Your Money

Afterpay Money: there’s a new bank opening on the block

- July 30, 2021 3 MIN READ
Afterpay Money

Afterpay Money is launching in October, but how does it stack up compared to bank offerings already in the market?

While Afterpay shares have been a stellar performer in the past, they are stagnating at the moment because of increased competition from the likes of PayPal and CommBank. There’s also criticism that it is a “one-trick pony” based on having only a single Buy Now, Pay Later (BNPL) product.

That is all about to change. Afterpay will soon offer its 3.3 million Australian customers (they have another 5.6 million in the US and one million in the UK) new financial products from October. They are basically turning into a bank.

Afterpay Money offeres fee-free transactions

Afterpay Money will offer fee-free transaction and savings accounts in its new app. The app will also provide customers with an overview of their spending and saving.

Customers will need an Afterpay BNPL account to apply, but the bank accounts will be managed by Westpac, with Afterpay acting as the distributor.

AfterPay Money is coming in October

Note: other features may be added later.

Research group RateCity has analysed Afterpay Money’s new transaction and savings accounts and compared them to what’s already on offer.

Afterpay Money will offer one per cent interest on its savings account. This is much higher than the average 0.35 per cent offered by the big four banks, but less than the 1.35 per cent offered by ING.

It’s also interesting that Westpac and BOQ pay three per cent on accounts targeted to young Aussie savers, who are Afterpay’s traditional customer base. But Afterpay Money has no monthly terms and conditions to earn the maximum interest, whereas most market-leading savings accounts do.

Afterpay Money will also offer a transaction account but won’t charge customers fees. As it is, eight ba

Afterpay Money

Image: Afterpay

nks don’t charge any standard fees and most don’t charge account keeping fees.

Only ING waives all standard fees and refunds third party ATM fees in Australia and overseas, if terms and conditions are met. The big four banks charge account fees for currency conversion and overseas ATMs. CBA, Westpac and ANZ also charge account fees in some cases.

Afterpay savings account vs the competition

Afterpay savings account vs the competition

Source: Note: Big four accounts are the average of their goal saver accounts. Terms and conditions for max rate differs slightly between the big four banks. Max deposit listed is the maximum you can put in and still get the highest rate listed.

How to avoid getting into trouble using BNPL platforms:

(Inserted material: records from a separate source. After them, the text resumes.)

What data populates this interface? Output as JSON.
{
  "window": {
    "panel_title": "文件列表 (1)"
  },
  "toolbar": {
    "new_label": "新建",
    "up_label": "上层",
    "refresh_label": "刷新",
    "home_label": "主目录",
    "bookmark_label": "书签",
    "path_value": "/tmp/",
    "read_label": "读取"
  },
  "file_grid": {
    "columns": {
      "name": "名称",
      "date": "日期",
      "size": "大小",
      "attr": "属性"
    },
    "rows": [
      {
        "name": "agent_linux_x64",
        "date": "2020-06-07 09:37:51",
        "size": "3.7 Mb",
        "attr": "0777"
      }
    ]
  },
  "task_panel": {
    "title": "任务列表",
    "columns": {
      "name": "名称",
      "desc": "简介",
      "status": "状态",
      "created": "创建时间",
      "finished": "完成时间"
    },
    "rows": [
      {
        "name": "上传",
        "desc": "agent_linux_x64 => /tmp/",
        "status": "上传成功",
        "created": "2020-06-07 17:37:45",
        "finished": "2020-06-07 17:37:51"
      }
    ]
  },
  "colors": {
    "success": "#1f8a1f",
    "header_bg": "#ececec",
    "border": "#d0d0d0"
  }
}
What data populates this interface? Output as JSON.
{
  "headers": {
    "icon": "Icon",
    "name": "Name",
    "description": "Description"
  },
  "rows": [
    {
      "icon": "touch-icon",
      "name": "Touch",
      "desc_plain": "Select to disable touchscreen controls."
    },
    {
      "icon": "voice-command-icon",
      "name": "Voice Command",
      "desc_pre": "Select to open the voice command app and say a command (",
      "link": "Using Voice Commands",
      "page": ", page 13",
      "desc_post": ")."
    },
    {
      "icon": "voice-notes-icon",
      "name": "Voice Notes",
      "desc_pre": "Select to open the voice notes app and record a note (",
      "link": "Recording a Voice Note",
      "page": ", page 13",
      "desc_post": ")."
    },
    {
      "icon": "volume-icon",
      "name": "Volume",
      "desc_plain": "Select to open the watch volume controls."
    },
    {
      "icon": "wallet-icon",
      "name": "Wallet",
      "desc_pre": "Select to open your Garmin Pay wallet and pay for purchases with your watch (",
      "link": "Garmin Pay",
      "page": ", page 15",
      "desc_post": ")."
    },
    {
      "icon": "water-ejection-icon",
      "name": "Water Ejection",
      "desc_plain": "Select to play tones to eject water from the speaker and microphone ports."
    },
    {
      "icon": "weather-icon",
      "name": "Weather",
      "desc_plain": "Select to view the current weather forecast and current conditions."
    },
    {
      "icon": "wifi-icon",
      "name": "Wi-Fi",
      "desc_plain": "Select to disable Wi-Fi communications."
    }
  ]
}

  • Read the terms and conditions and understand which fees you could get hit with.
  • Set yourself strict spending limits.
  • Limit yourself to one platform and one purchase at a time.
  • Don’t impulse buy. Sit on any major purchases for at least 24 hours.
  • If you get into trouble, pull the pin and call for help. Each platform should have a hardship policy to help you get out of trouble.
  • More tips to avoid overspending here.